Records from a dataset

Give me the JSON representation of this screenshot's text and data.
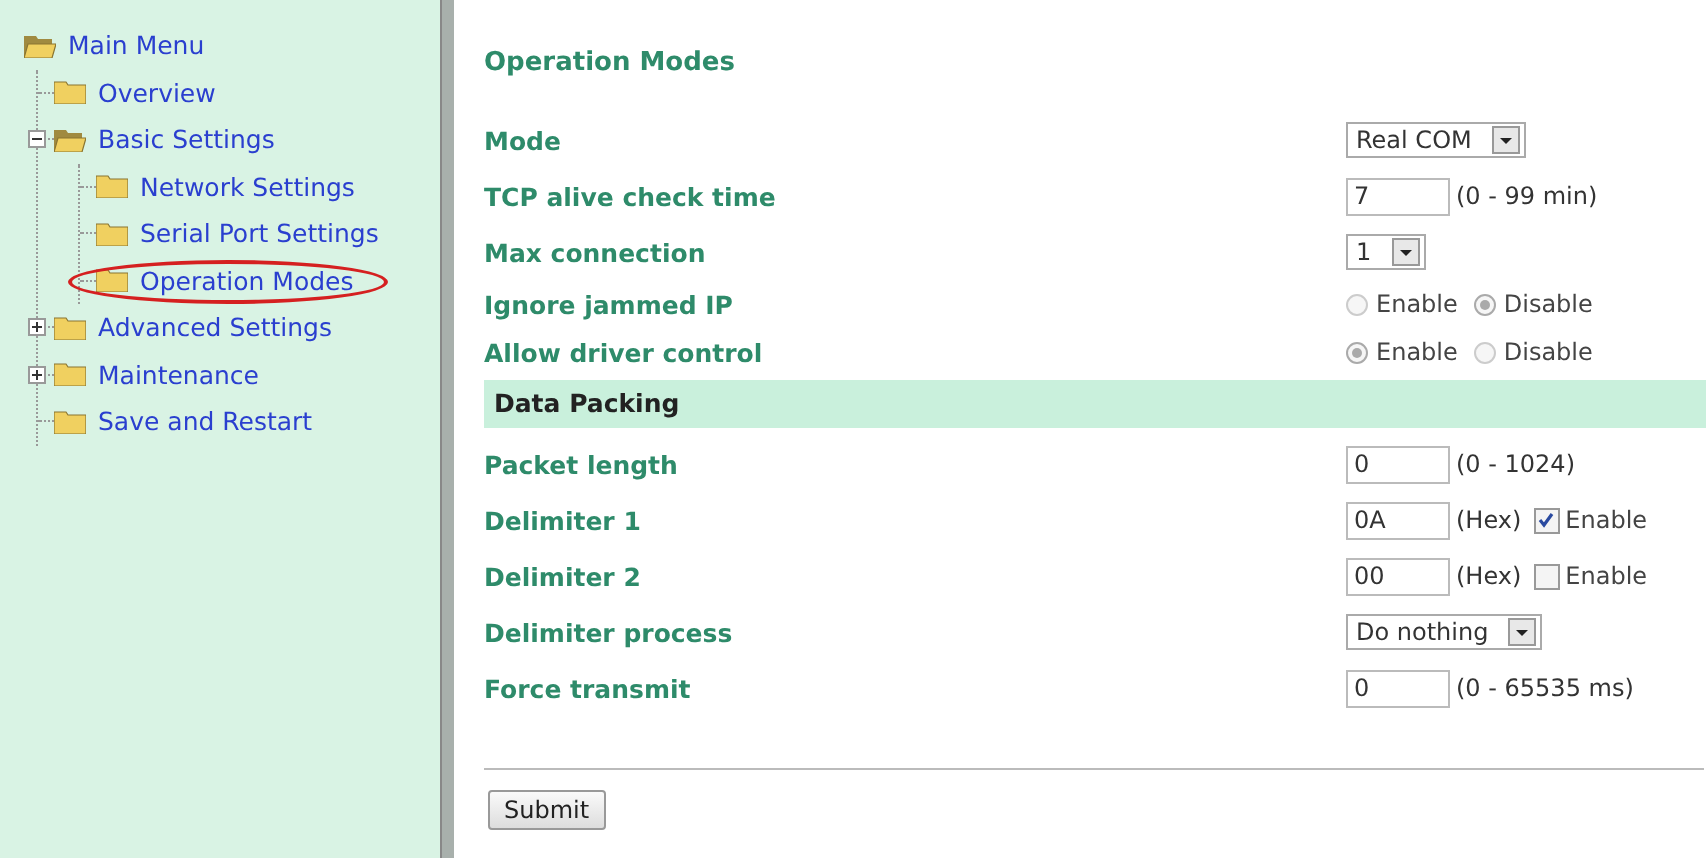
{
  "sidebar": {
    "root": {
      "label": "Main Menu",
      "children": [
        {
          "label": "Overview"
        },
        {
          "label": "Basic Settings",
          "expanded": true,
          "children": [
            {
              "label": "Network Settings",
              "selected": false
            },
            {
              "label": "Serial Port Settings",
              "selected": false
            },
            {
              "label": "Operation Modes",
              "selected": true
            }
          ]
        },
        {
          "label": "Advanced Settings",
          "expanded": false
        },
        {
          "label": "Maintenance",
          "expanded": false
        },
        {
          "label": "Save and Restart"
        }
      ]
    }
  },
  "form": {
    "title": "Operation Modes",
    "rows": [
      {
        "kind": "select",
        "label": "Mode",
        "value": "Real COM"
      },
      {
        "kind": "text",
        "label": "TCP alive check time",
        "value": "7",
        "hint": "(0 - 99 min)"
      },
      {
        "kind": "select",
        "label": "Max connection",
        "value": "1"
      },
      {
        "kind": "radio",
        "label": "Ignore jammed IP",
        "options": [
          {
            "label": "Enable",
            "selected": false
          },
          {
            "label": "Disable",
            "selected": true
          }
        ]
      },
      {
        "kind": "radio",
        "label": "Allow driver control",
        "options": [
          {
            "label": "Enable",
            "selected": true
          },
          {
            "label": "Disable",
            "selected": false
          }
        ]
      },
      {
        "kind": "section",
        "label": "Data Packing"
      },
      {
        "kind": "text",
        "label": "Packet length",
        "value": "0",
        "hint": "(0 - 1024)"
      },
      {
        "kind": "text",
        "label": "Delimiter 1",
        "value": "0A",
        "hint": "(Hex)",
        "checkbox": {
          "label": "Enable",
          "checked": true
        }
      },
      {
        "kind": "text",
        "label": "Delimiter 2",
        "value": "00",
        "hint": "(Hex)",
        "checkbox": {
          "label": "Enable",
          "checked": false
        }
      },
      {
        "kind": "select",
        "label": "Delimiter process",
        "value": "Do nothing"
      },
      {
        "kind": "text",
        "label": "Force transmit",
        "value": "0",
        "hint": "(0 - 65535 ms)"
      }
    ],
    "submit": "Submit"
  }
}
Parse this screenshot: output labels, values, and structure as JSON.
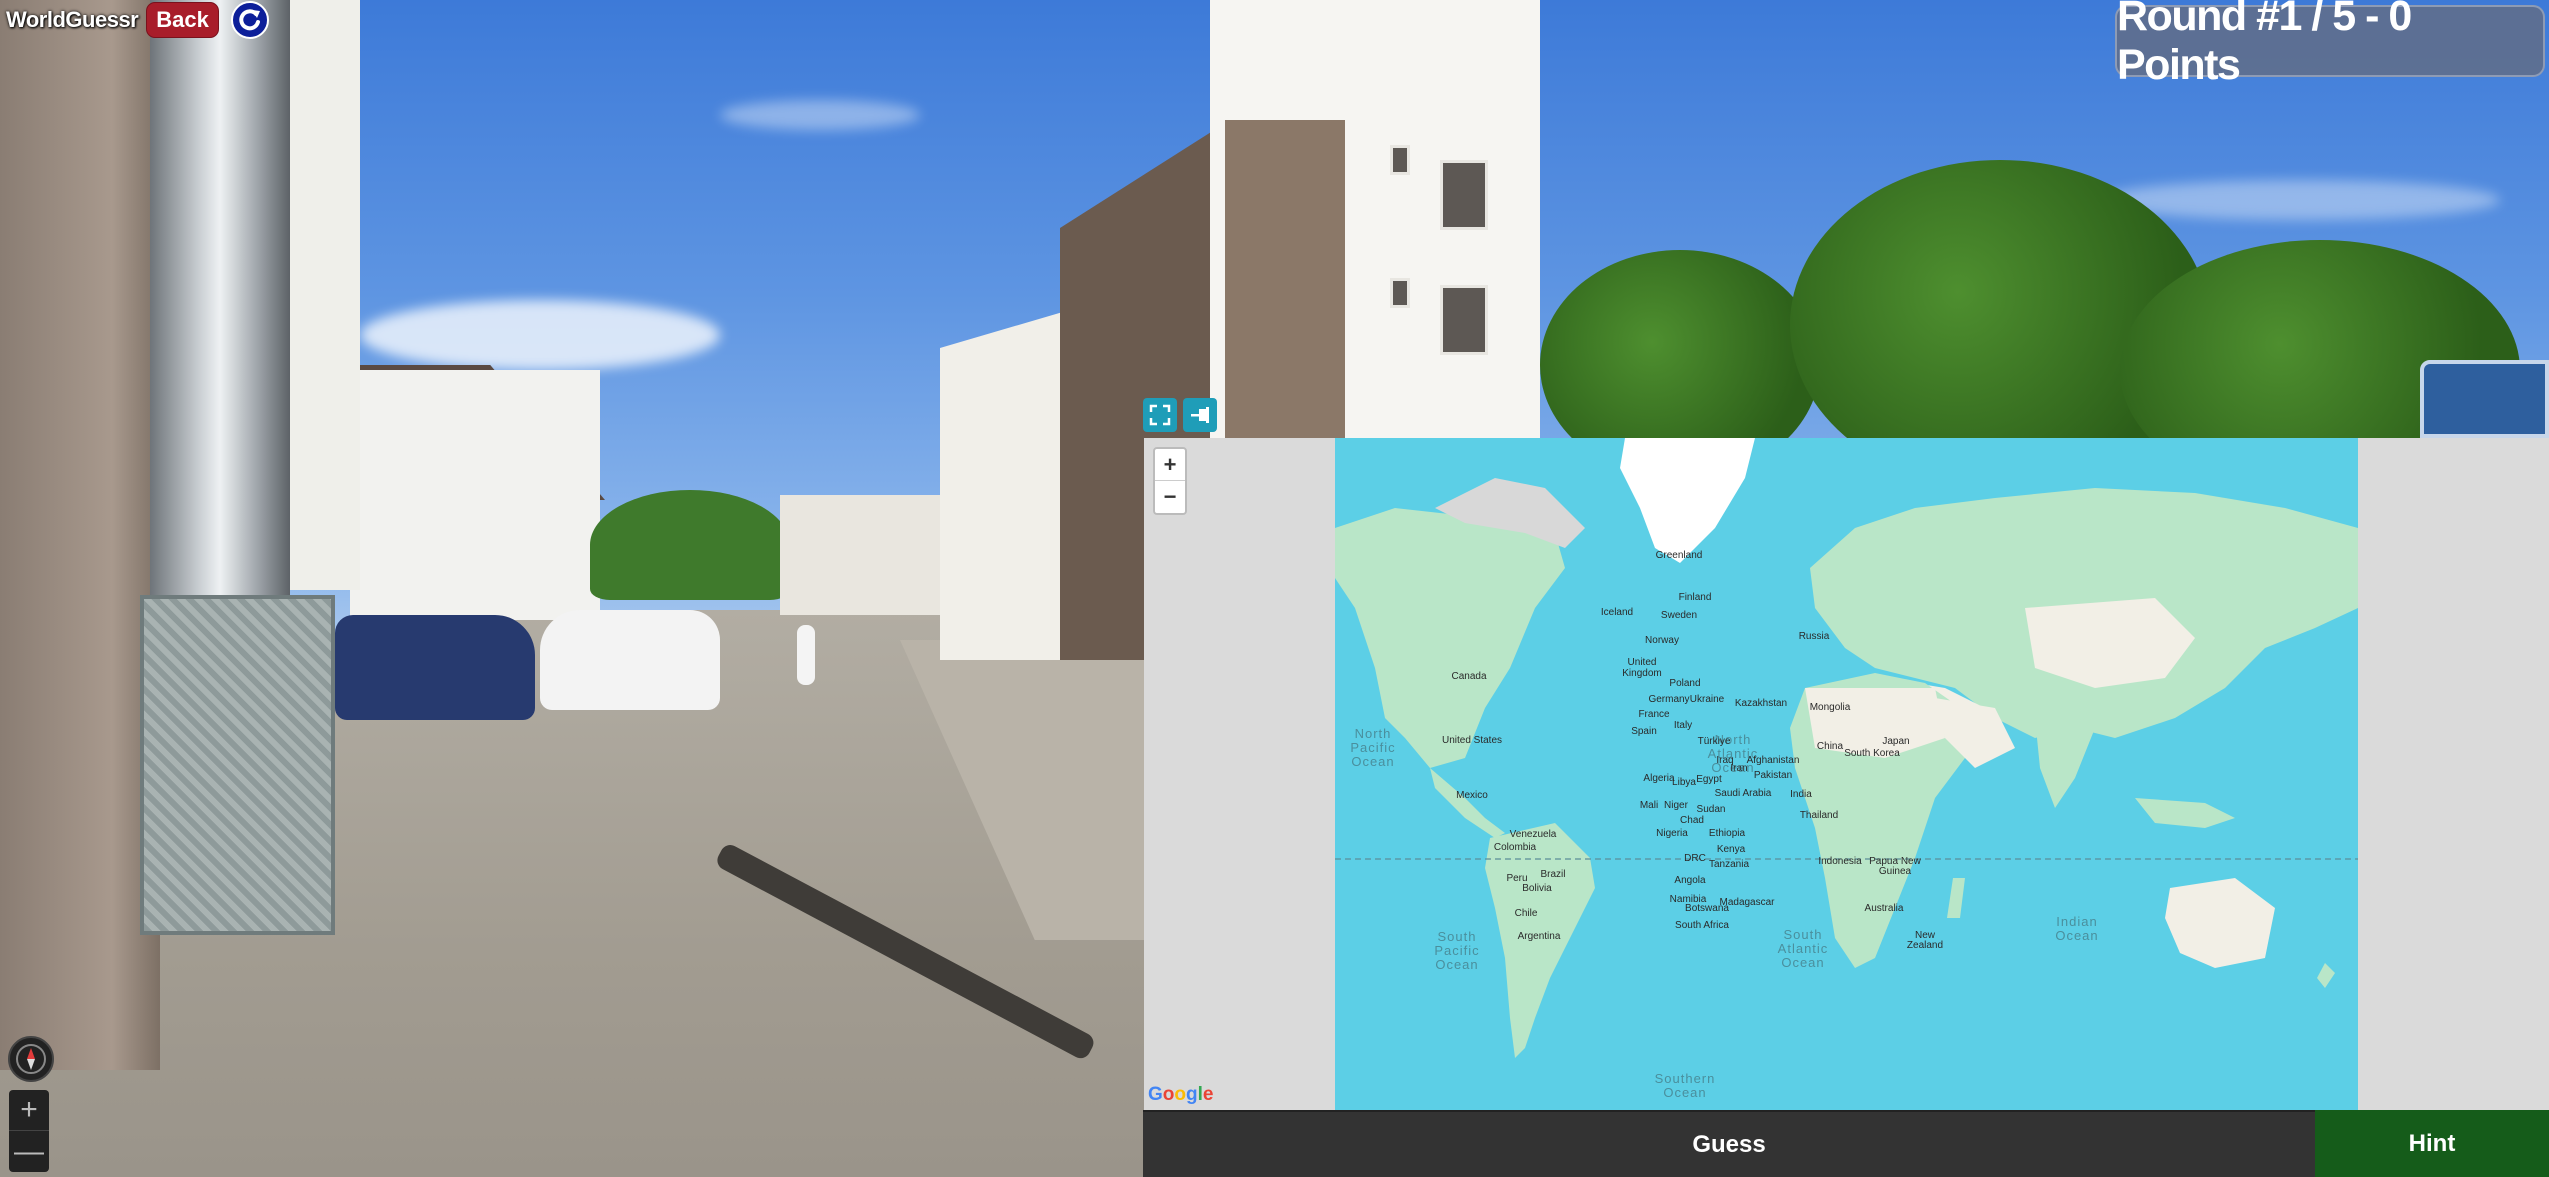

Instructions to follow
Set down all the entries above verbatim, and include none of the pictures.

Finished exercise
Give me the JSON representation of this screenshot's text and data.
{
  "sidebar": {
    "root": {
      "label": "Main Menu",
      "children": [
        {
          "label": "Overview"
        },
        {
          "label": "Basic Settings",
          "expanded": true,
          "children": [
            {
              "label": "Network Settings",
              "selected": false
            },
            {
              "label": "Serial Port Settings",
              "selected": false
            },
            {
              "label": "Operation Modes",
              "selected": true
            }
          ]
        },
        {
          "label": "Advanced Settings",
          "expanded": false
        },
        {
          "label": "Maintenance",
          "expanded": false
        },
        {
          "label": "Save and Restart"
        }
      ]
    }
  },
  "form": {
    "title": "Operation Modes",
    "rows": [
      {
        "kind": "select",
        "label": "Mode",
        "value": "Real COM"
      },
      {
        "kind": "text",
        "label": "TCP alive check time",
        "value": "7",
        "hint": "(0 - 99 min)"
      },
      {
        "kind": "select",
        "label": "Max connection",
        "value": "1"
      },
      {
        "kind": "radio",
        "label": "Ignore jammed IP",
        "options": [
          {
            "label": "Enable",
            "selected": false
          },
          {
            "label": "Disable",
            "selected": true
          }
        ]
      },
      {
        "kind": "radio",
        "label": "Allow driver control",
        "options": [
          {
            "label": "Enable",
            "selected": true
          },
          {
            "label": "Disable",
            "selected": false
          }
        ]
      },
      {
        "kind": "section",
        "label": "Data Packing"
      },
      {
        "kind": "text",
        "label": "Packet length",
        "value": "0",
        "hint": "(0 - 1024)"
      },
      {
        "kind": "text",
        "label": "Delimiter 1",
        "value": "0A",
        "hint": "(Hex)",
        "checkbox": {
          "label": "Enable",
          "checked": true
        }
      },
      {
        "kind": "text",
        "label": "Delimiter 2",
        "value": "00",
        "hint": "(Hex)",
        "checkbox": {
          "label": "Enable",
          "checked": false
        }
      },
      {
        "kind": "select",
        "label": "Delimiter process",
        "value": "Do nothing"
      },
      {
        "kind": "text",
        "label": "Force transmit",
        "value": "0",
        "hint": "(0 - 65535 ms)"
      }
    ],
    "submit": "Submit"
  }
}
Parse this screenshot: output labels, values, and structure as JSON.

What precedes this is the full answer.